* [Task to complete]
Return every line below exactly, leaving nothing out.

* [Supplied data]
--------------------------------
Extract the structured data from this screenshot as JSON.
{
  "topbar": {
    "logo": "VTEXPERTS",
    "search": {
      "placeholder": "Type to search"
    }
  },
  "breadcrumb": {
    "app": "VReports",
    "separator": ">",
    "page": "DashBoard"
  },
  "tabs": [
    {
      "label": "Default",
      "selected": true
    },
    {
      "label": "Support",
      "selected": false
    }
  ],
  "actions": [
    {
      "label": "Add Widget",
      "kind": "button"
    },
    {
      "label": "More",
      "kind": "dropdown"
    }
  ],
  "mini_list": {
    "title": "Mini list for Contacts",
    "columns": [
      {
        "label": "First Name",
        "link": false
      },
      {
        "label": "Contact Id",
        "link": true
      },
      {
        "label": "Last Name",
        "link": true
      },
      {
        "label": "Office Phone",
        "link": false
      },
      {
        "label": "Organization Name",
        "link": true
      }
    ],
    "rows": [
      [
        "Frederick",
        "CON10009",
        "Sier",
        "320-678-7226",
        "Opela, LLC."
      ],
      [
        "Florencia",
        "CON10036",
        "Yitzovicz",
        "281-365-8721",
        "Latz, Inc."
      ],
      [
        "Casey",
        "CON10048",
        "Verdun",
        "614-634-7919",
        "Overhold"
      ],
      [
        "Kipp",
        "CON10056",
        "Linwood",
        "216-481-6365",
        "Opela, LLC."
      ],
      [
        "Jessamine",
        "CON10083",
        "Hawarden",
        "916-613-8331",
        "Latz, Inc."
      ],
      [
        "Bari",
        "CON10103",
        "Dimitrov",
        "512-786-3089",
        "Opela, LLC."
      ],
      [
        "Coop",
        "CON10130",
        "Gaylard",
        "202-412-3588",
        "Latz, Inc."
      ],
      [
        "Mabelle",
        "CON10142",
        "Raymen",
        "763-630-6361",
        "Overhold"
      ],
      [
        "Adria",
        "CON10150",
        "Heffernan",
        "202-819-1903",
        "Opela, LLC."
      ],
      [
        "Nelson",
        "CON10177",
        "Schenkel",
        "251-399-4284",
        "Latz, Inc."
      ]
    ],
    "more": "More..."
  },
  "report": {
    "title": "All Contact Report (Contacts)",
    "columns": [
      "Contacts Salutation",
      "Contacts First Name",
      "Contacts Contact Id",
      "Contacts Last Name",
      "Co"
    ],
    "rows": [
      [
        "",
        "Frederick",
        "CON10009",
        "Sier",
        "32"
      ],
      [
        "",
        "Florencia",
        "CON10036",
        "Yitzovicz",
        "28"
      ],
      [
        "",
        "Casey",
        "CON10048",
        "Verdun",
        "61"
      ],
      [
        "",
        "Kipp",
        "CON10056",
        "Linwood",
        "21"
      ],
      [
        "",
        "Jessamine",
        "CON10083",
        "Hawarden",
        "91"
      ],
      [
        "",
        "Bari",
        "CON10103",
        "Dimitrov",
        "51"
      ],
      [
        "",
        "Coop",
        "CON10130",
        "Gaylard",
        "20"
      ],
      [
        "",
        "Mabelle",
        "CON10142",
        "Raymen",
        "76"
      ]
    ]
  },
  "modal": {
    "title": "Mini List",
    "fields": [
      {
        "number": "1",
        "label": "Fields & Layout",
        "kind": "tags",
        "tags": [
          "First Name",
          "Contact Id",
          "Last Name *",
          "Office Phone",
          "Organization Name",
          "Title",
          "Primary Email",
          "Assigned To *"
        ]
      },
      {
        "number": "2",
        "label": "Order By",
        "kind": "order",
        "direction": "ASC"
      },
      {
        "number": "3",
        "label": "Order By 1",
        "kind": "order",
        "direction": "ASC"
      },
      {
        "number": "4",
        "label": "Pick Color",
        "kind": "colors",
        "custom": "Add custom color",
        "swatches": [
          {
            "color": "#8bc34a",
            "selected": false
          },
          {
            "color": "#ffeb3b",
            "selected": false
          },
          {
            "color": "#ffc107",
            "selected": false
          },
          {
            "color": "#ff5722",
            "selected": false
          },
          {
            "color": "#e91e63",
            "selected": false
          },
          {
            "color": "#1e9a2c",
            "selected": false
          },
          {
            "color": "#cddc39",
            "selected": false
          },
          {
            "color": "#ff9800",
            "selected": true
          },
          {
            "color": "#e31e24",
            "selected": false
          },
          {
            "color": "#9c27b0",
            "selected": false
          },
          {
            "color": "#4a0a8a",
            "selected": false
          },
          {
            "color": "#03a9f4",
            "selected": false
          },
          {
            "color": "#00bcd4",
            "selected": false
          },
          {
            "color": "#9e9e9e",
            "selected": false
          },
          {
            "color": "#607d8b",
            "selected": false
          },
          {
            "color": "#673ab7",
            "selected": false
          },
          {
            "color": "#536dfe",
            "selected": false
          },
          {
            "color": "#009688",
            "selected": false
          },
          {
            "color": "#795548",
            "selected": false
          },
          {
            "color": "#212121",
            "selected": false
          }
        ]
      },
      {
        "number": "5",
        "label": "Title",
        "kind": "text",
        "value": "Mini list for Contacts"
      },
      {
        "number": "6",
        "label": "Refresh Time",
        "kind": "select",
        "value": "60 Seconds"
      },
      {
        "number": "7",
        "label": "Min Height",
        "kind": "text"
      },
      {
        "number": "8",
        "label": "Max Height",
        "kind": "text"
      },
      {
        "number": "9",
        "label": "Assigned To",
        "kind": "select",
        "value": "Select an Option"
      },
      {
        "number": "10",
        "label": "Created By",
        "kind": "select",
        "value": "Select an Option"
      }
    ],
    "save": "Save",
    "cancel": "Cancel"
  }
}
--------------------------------
* [Final answer]
Extract the structured data from this screenshot as JSON.
{
  "topbar": {
    "logo": "VTEXPERTS",
    "search": {
      "placeholder": "Type to search"
    }
  },
  "breadcrumb": {
    "app": "VReports",
    "separator": ">",
    "page": "DashBoard"
  },
  "tabs": [
    {
      "label": "Default",
      "selected": true
    },
    {
      "label": "Support",
      "selected": false
    }
  ],
  "actions": [
    {
      "label": "Add Widget",
      "kind": "button"
    },
    {
      "label": "More",
      "kind": "dropdown"
    }
  ],
  "mini_list": {
    "title": "Mini list for Contacts",
    "columns": [
      {
        "label": "First Name",
        "link": false
      },
      {
        "label": "Contact Id",
        "link": true
      },
      {
        "label": "Last Name",
        "link": true
      },
      {
        "label": "Office Phone",
        "link": false
      },
      {
        "label": "Organization Name",
        "link": true
      }
    ],
    "rows": [
      [
        "Frederick",
        "CON10009",
        "Sier",
        "320-678-7226",
        "Opela, LLC."
      ],
      [
        "Florencia",
        "CON10036",
        "Yitzovicz",
        "281-365-8721",
        "Latz, Inc."
      ],
      [
        "Casey",
        "CON10048",
        "Verdun",
        "614-634-7919",
        "Overhold"
      ],
      [
        "Kipp",
        "CON10056",
        "Linwood",
        "216-481-6365",
        "Opela, LLC."
      ],
      [
        "Jessamine",
        "CON10083",
        "Hawarden",
        "916-613-8331",
        "Latz, Inc."
      ],
      [
        "Bari",
        "CON10103",
        "Dimitrov",
        "512-786-3089",
        "Opela, LLC."
      ],
      [
        "Coop",
        "CON10130",
        "Gaylard",
        "202-412-3588",
        "Latz, Inc."
      ],
      [
        "Mabelle",
        "CON10142",
        "Raymen",
        "763-630-6361",
        "Overhold"
      ],
      [
        "Adria",
        "CON10150",
        "Heffernan",
        "202-819-1903",
        "Opela, LLC."
      ],
      [
        "Nelson",
        "CON10177",
        "Schenkel",
        "251-399-4284",
        "Latz, Inc."
      ]
    ],
    "more": "More..."
  },
  "report": {
    "title": "All Contact Report (Contacts)",
    "columns": [
      "Contacts Salutation",
      "Contacts First Name",
      "Contacts Contact Id",
      "Contacts Last Name",
      "Co"
    ],
    "rows": [
      [
        "",
        "Frederick",
        "CON10009",
        "Sier",
        "32"
      ],
      [
        "",
        "Florencia",
        "CON10036",
        "Yitzovicz",
        "28"
      ],
      [
        "",
        "Casey",
        "CON10048",
        "Verdun",
        "61"
      ],
      [
        "",
        "Kipp",
        "CON10056",
        "Linwood",
        "21"
      ],
      [
        "",
        "Jessamine",
        "CON10083",
        "Hawarden",
        "91"
      ],
      [
        "",
        "Bari",
        "CON10103",
        "Dimitrov",
        "51"
      ],
      [
        "",
        "Coop",
        "CON10130",
        "Gaylard",
        "20"
      ],
      [
        "",
        "Mabelle",
        "CON10142",
        "Raymen",
        "76"
      ]
    ]
  },
  "modal": {
    "title": "Mini List",
    "fields": [
      {
        "number": "1",
        "label": "Fields & Layout",
        "kind": "tags",
        "tags": [
          "First Name",
          "Contact Id",
          "Last Name *",
          "Office Phone",
          "Organization Name",
          "Title",
          "Primary Email",
          "Assigned To *"
        ]
      },
      {
        "number": "2",
        "label": "Order By",
        "kind": "order",
        "direction": "ASC"
      },
      {
        "number": "3",
        "label": "Order By 1",
        "kind": "order",
        "direction": "ASC"
      },
      {
        "number": "4",
        "label": "Pick Color",
        "kind": "colors",
        "custom": "Add custom color",
        "swatches": [
          {
            "color": "#8bc34a",
            "selected": false
          },
          {
            "color": "#ffeb3b",
            "selected": false
          },
          {
            "color": "#ffc107",
            "selected": false
          },
          {
            "color": "#ff5722",
            "selected": false
          },
          {
            "color": "#e91e63",
            "selected": false
          },
          {
            "color": "#1e9a2c",
            "selected": false
          },
          {
            "color": "#cddc39",
            "selected": false
          },
          {
            "color": "#ff9800",
            "selected": true
          },
          {
            "color": "#e31e24",
            "selected": false
          },
          {
            "color": "#9c27b0",
            "selected": false
          },
          {
            "color": "#4a0a8a",
            "selected": false
          },
          {
            "color": "#03a9f4",
            "selected": false
          },
          {
            "color": "#00bcd4",
            "selected": false
          },
          {
            "color": "#9e9e9e",
            "selected": false
          },
          {
            "color": "#607d8b",
            "selected": false
          },
          {
            "color": "#673ab7",
            "selected": false
          },
          {
            "color": "#536dfe",
            "selected": false
          },
          {
            "color": "#009688",
            "selected": false
          },
          {
            "color": "#795548",
            "selected": false
          },
          {
            "color": "#212121",
            "selected": false
          }
        ]
      },
      {
        "number": "5",
        "label": "Title",
        "kind": "text",
        "value": "Mini list for Contacts"
      },
      {
        "number": "6",
        "label": "Refresh Time",
        "kind": "select",
        "value": "60 Seconds"
      },
      {
        "number": "7",
        "label": "Min Height",
        "kind": "text"
      },
      {
        "number": "8",
        "label": "Max Height",
        "kind": "text"
      },
      {
        "number": "9",
        "label": "Assigned To",
        "kind": "select",
        "value": "Select an Option"
      },
      {
        "number": "10",
        "label": "Created By",
        "kind": "select",
        "value": "Select an Option"
      }
    ],
    "save": "Save",
    "cancel": "Cancel"
  }
}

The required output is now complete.